Seatbelts are one of the most simple yet also most vital safety features in cars.
According to the AA, around 95% of Britons would never dream of driving without one. Therefore, it seems crazy that it’s only been mandatory for all occupants of cars to wear one since 1991.
In Britain, it became compulsory for seatbelt anchor points to be fitted in new cars in 1965, and two years later, the belts themselves also became a requirement, as did the retrospective fitment of them on cars built in ’65 and ’66.
By the 1970s, it had become evident that half of road deaths could be prevented by wearing seatbelts, while AA surveys showed seat belt wearing rates to be around the 30% mark, with this rising to 40% when campaigns such as the famous ‘clunk-click every trip’ were running.
In 1983, not wearing a seatbelt in the front seats became illegal. Once the law came into effect, the rate of seatbelt wearers shot up to 95%. In 1989, children in the rear were also required, and in 1991 this was extended to adults.
Today, it is estimated that 34% of car occupants killed in collisions are not wearing seatbelts, despite these people making up only around 5% of drivers.
Back in 20 July 1962, spurred by talk of them being made compulsory, Autocar discussed the merits of various systems of the ‘safety harness’.
“It is very rare for an injured person who has remained inside to have had any personal contact with the other vehicle or lamp post at all,” we began.
“He was almost certainly injured by his collision with his own car. He would not have so collided if the harness had kept him safely in his seat. The great majority of fatal accidents take place at normal speeds, in normal traffic, and however damaged the fronts of the cars involved may be, the steel passenger compartment holds together well.”
So, we wondered, “why has the Minister for Transport been so long deciding to make the fitting of harnesses compulsory in new cars?
“He has probably been waiting for the British Standards (BS) Institution to complete their research with their new dynamic test rig.

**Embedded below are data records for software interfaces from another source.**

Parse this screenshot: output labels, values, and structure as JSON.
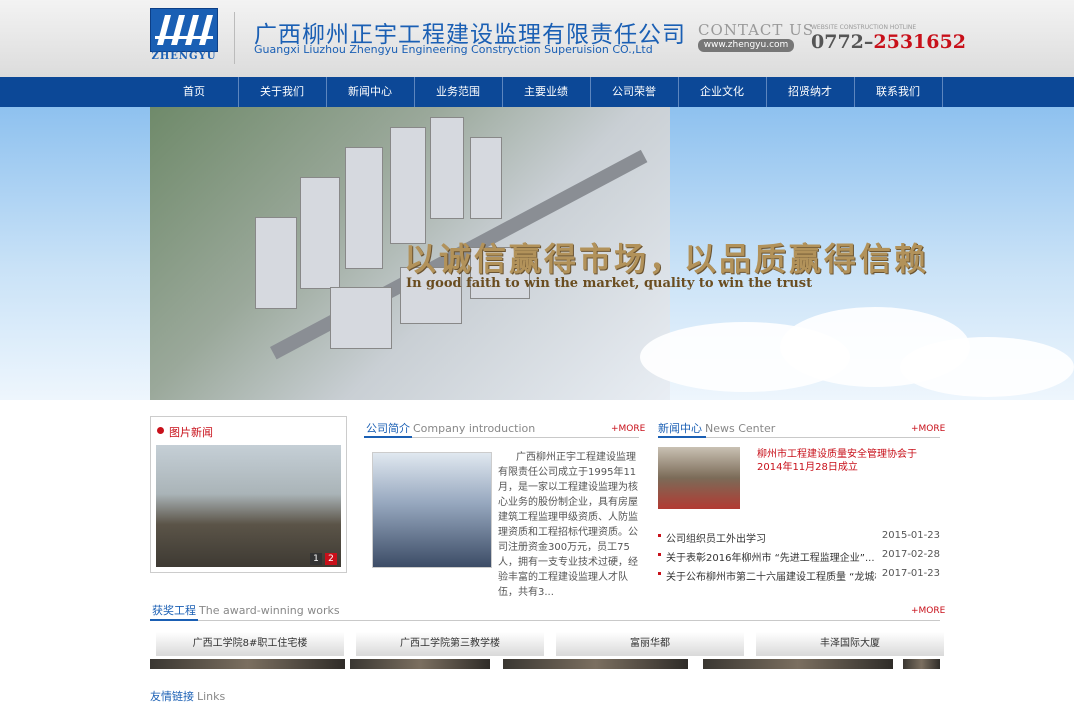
{
  "header": {
    "logo_text": "ZHENGYU",
    "company_cn": "广西柳州正宇工程建设监理有限责任公司",
    "company_en": "Guangxi Liuzhou Zhengyu Engineering Constryction Superuision CO.,Ltd",
    "contact_title": "CONTACT US",
    "website": "www.zhengyu.com",
    "hotline_label": "WEBSITE CONSTRUCTION HOTLINE",
    "hotline_prefix": "0772–",
    "hotline_number": "2531652"
  },
  "nav": [
    "首页",
    "关于我们",
    "新闻中心",
    "业务范围",
    "主要业绩",
    "公司荣誉",
    "企业文化",
    "招贤纳才",
    "联系我们"
  ],
  "banner": {
    "slogan_cn": "以诚信赢得市场，以品质赢得信赖",
    "slogan_en": "In good faith to win the market, quality to win the trust"
  },
  "photo_news": {
    "title": "图片新闻",
    "pages": [
      "1",
      "2"
    ]
  },
  "intro": {
    "title_cn": "公司简介",
    "title_en": "Company introduction",
    "more": "+MORE",
    "text": "广西柳州正宇工程建设监理有限责任公司成立于1995年11月，是一家以工程建设监理为核心业务的股份制企业，具有房屋建筑工程监理甲级资质、人防监理资质和工程招标代理资质。公司注册资金300万元，员工75人，拥有一支专业技术过硬，经验丰富的工程建设监理人才队伍，共有3..."
  },
  "news": {
    "title_cn": "新闻中心",
    "title_en": "News Center",
    "more": "+MORE",
    "headline": "柳州市工程建设质量安全管理协会于2014年11月28日成立",
    "items": [
      {
        "title": "公司组织员工外出学习",
        "date": "2015-01-23"
      },
      {
        "title": "关于表彰2016年柳州市 “先进工程监理企业”...",
        "date": "2017-02-28"
      },
      {
        "title": "关于公布柳州市第二十六届建设工程质量 “龙城杯...",
        "date": "2017-01-23"
      }
    ]
  },
  "awards": {
    "title_cn": "获奖工程",
    "title_en": "The award-winning works",
    "more": "+MORE",
    "items": [
      "广西工学院8#职工住宅楼",
      "广西工学院第三教学楼",
      "富丽华都",
      "丰泽国际大厦"
    ]
  },
  "links": {
    "title_cn": "友情链接",
    "title_en": "Links"
  },
  "colors": {
    "brand_blue": "#0c4897",
    "accent_red": "#c8101a"
  }
}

It can simulate forces at various angles.”
At that time, the BS’s specification already imposed upon seatbelts corrosion resistance, limited webbing stretch, and strength far higher than those of airliners.
The BS also conducted static loading tests, whereas, other researchers tended to use sledges on rails. However, this was ineffective, as “the artificial condition of anchorage in the strong boiler plate and girders of which such sledges are made has had its limits. Bad geometry, which would impose too great an anchorage strain on the light sheet steel of cars, is not shown up”.
Nor were harnesses “in which the shoulder strap runs straight down the seat back” shown up. “In an actual popular car seat, none too strong, with a live and compressible occupant, there may be virtually no protection against “jack-knifing” and banging the head or chest on fascia and steering wheel”.
Back in 1962, some BS-approved harnesses had one single anchorage point behind the seat, with a big reinforcing plate under the car’s floor. Some had two or three.
With two, one was on or near the transmission or the body sill, which were strong points – unlike the centre of the floor. We therefore correctly deemed having multiple anchors as the way forward.
Whether or not having one of the points on the right or left of the driver was still up for debate, though. Autocar suspected that either would be just as good either way. “As the torso tilts, a left shoulder strap seems to catch and bear down on the shoulder, preventing further tilting”. Today, of course, all cars have it over the driver's right shoulder.
The BS had set ‘good’, ‘better’ and ‘super’ standards at that time. BMC, Ford and Rootes all recommended good ‘approved extra’ seatbelts.
We then went on to detail the various aftermarket seatbelts on the market at the time, which can be read in full in the pictures below.